where L is a vector that points in the direction of the current I and has a magnitude equal to the length L of the segment. Note that this expression applies only to a straight segment of wire in a uniform magnetic field.
Now let us consider an arbitrarily shaped wire segment of uniform cross-section in a magnetic field, as shown in Figure 29.8. It follows from Equation 29.3 that the magnetic force exerted on a small segment of vector length ds in the presence of a field B is
where dF_{B} is directed out of the page for the directions assumed in Figure 29.8. We can consider Equation 29.4 as an alternative definition of B. That is, we can define the magnetic field B in terms of a measurable force exerted on a current element, where the force is a maximum when B is perpendicular to the element and zero when B is parallel to the element.

To calculate the total force F_{B} acting on the wire shown in Figure 29.8, we integrate Equation 29.4 over the length of the wire:
where a and b represent the end points of the wire.
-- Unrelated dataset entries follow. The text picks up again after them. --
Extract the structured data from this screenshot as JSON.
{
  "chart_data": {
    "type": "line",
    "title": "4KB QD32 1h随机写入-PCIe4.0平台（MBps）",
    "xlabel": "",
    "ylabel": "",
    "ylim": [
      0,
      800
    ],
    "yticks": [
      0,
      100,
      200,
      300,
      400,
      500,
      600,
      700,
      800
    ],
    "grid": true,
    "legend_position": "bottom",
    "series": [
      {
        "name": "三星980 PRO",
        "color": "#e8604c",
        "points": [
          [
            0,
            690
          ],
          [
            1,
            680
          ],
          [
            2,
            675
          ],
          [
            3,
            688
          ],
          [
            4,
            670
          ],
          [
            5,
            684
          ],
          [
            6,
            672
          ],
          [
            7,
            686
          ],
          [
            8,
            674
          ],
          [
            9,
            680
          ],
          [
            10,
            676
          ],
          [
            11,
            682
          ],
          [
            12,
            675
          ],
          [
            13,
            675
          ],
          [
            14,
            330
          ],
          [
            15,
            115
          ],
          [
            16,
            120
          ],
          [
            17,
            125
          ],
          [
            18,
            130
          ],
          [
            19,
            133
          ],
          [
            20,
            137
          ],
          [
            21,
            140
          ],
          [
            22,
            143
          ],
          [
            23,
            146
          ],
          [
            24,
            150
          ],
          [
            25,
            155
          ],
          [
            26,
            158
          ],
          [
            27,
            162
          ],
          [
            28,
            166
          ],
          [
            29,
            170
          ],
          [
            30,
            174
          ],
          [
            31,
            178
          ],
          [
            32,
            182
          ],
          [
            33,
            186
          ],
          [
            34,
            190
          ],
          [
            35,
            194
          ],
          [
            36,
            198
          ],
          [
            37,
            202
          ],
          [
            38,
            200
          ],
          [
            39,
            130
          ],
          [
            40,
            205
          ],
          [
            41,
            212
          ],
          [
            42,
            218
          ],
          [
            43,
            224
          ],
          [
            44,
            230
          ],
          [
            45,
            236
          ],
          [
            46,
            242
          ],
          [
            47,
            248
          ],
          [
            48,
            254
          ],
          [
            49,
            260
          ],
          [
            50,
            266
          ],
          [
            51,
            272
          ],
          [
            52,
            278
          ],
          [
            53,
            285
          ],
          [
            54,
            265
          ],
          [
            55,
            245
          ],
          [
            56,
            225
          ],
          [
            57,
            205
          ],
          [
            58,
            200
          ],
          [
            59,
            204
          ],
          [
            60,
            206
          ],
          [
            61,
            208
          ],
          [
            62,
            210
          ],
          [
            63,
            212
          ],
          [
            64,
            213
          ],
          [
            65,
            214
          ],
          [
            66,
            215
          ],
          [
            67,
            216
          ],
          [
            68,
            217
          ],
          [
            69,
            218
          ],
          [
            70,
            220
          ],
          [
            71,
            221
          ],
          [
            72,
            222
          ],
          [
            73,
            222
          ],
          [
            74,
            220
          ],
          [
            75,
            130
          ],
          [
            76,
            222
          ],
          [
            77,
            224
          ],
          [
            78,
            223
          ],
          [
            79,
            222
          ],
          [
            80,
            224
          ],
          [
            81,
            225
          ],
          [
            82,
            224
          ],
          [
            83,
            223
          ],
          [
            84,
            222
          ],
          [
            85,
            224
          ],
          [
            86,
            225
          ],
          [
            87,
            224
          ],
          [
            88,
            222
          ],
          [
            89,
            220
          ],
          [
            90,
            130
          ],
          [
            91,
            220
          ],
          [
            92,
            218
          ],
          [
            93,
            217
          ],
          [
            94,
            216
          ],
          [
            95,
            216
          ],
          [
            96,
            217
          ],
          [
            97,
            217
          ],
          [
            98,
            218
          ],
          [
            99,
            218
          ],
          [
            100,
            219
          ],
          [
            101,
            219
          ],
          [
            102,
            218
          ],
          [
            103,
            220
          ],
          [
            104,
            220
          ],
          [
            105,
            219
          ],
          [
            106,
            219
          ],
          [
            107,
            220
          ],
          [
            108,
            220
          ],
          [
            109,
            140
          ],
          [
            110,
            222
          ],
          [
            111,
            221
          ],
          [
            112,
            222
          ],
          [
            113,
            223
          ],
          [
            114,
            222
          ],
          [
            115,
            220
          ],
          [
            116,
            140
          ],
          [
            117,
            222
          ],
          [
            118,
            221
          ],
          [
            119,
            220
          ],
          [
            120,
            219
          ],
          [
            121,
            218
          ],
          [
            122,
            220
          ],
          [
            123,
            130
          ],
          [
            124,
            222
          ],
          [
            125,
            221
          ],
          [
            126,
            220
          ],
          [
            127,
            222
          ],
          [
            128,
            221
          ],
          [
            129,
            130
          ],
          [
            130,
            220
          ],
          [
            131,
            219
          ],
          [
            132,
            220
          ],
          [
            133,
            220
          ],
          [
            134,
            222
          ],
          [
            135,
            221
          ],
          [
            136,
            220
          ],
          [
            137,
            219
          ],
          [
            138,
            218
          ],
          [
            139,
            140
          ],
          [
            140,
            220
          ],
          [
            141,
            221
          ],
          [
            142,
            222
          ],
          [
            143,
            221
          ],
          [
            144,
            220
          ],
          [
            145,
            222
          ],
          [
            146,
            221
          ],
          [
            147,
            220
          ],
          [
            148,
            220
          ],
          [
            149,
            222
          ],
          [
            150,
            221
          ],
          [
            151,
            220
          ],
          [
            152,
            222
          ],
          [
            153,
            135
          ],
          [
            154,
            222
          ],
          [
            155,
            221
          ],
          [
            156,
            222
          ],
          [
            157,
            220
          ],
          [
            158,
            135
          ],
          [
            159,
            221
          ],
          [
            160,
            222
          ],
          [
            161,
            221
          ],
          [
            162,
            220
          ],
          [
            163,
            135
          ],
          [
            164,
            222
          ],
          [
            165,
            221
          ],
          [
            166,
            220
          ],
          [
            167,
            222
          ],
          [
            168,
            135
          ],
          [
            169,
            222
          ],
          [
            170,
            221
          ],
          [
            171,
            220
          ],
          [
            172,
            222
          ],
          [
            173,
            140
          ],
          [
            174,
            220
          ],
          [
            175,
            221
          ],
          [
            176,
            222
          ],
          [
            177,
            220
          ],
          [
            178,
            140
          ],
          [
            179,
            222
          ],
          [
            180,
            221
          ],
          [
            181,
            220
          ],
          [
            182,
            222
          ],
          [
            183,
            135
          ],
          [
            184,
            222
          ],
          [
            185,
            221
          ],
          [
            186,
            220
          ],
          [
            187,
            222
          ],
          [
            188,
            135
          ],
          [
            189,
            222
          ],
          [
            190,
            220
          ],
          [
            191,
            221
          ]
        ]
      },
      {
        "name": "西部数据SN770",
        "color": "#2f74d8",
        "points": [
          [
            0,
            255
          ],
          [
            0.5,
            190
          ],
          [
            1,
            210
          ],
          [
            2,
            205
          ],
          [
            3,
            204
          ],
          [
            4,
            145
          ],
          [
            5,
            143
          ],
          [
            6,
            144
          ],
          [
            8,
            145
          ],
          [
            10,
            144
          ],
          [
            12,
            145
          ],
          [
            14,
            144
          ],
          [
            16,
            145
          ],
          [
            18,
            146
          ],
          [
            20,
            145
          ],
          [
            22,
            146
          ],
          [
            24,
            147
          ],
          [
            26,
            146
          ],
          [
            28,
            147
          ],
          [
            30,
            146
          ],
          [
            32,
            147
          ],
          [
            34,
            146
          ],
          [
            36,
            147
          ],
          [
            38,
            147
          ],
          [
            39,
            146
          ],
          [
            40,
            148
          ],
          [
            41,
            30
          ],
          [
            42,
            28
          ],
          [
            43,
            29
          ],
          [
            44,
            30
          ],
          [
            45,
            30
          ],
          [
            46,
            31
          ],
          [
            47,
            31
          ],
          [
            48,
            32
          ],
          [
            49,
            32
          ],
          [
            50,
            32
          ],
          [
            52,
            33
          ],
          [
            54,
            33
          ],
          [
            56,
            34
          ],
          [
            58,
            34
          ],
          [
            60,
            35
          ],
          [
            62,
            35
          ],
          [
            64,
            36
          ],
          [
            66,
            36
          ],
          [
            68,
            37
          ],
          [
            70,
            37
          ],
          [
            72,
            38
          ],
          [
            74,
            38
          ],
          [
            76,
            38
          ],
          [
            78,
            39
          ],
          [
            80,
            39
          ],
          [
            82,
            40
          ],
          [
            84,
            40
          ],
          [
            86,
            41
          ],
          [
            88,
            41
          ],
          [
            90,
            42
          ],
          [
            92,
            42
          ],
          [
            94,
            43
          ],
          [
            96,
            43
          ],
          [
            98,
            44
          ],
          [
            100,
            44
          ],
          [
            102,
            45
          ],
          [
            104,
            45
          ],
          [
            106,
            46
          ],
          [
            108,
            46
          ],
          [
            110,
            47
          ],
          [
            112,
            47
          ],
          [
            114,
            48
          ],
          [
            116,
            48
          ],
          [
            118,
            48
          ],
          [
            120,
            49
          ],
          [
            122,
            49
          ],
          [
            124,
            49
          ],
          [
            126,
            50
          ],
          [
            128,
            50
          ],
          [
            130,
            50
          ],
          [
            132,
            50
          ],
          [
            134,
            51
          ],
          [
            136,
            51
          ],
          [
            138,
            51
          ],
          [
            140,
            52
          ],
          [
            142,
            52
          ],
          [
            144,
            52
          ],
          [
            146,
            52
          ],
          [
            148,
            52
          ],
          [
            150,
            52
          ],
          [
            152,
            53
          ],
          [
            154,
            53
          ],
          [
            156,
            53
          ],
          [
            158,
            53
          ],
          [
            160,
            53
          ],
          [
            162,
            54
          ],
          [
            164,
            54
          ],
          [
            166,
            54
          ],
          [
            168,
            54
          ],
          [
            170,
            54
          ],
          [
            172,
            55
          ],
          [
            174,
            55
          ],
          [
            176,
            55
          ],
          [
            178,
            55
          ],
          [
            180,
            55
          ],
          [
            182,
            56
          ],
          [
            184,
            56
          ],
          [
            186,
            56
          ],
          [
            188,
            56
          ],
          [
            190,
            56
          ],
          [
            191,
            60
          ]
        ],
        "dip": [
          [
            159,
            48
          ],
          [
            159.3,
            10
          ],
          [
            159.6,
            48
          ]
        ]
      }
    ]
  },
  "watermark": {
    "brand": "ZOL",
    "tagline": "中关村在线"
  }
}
When this integration is carried out, the magnitude of the magnetic field and the direction the field makes with the vector ds (in other words, with the orientation of the element) may differ at different points.

Now let us consider two special cases involving Equation 29.5. In both cases, the magnetic field is taken to be constant in magnitude and direction.

Case 1 A curved wire carries a current I and is located in a uniform magnetic field B, as shown in Figure 29.9a. Because the field is uniform, we can take B outside the integral in Equation 29.5, and we obtain
But the quantity ∫^{b}_{a} ds represents the vector sum of all the length elements from a to b. From the law of vector addition, the sum equals the vector L', directed from a to b. Therefore, Equation 29.6 reduces to
Case 2 An arbitrarily shaped closed loop carrying a current I is placed in a uniform magnetic field, as shown in Figure 29.9b. We can again express the force acting on the loop in the form of Equation 29.6, but this time we must take the vector sum of the length elements ds over the entire loop:
Because the set of length elements forms a closed polygon, the vector sum must be zero. This follows from the graphical procedure for adding vectors by the polygon method. Because ∮ds = 0, we conclude that F_{B} = 0:

“The net magnetic force acting on any closed current loop in a uniform magnetic field is zero”.

The four wires shown in Figure 29.11 all carry the same current from point A to point B through the same magnetic field. Rank the wires according to the magnitude of the magnetic force exerted on them, from greatest to least.

# IIT JEE Physics Study Material

Physics |

Mechanics |

Physics and Measurement |

Motion in One Dimension |

Vectors |

Motion in Two Dimensions |

The Laws of Motion |

Circular Motion and Other Applications of Newton’s Laws |

Work and Kinetic Energy |

Potential Energy and Conservation of Energy |

Linear Momentum and Collisions |

Rotation of a Rigid Object About a Fixed Axis |

Rolling Motion and Angular Momentum |

Static Equilibrium and Elasticity |

Oscillatory Motion |

The Law of Gravity |

Fluid Mechanics |

Wave |

Wave Motion |

Sound waves |

Superposition and Standing Waves |

Thermal Physics |

Temperature |

Heat and the First Law of Thermodynamics |

The Kinetic Theory of Gases |

Heat Engines , Entropy and the Second Law of Thermodynamics |

Electrostatics |

Electric Fields |

Gauss’s Law |

Electric Potential |

Capacitance and Dielectrics |

Current Electricity |

Current and Resistance |

Direct Current Circuits |

Magnetism |

Magnetic Fields |

Sources of the magnetic field |

Faraday’s Law |

Inductance |

Electromagnetic Waves |

Alternating Current circuits |

Alternating-Current circuits |

Optics |

Geometric optics |

Interference of light waves |

Diffraction and Polarization |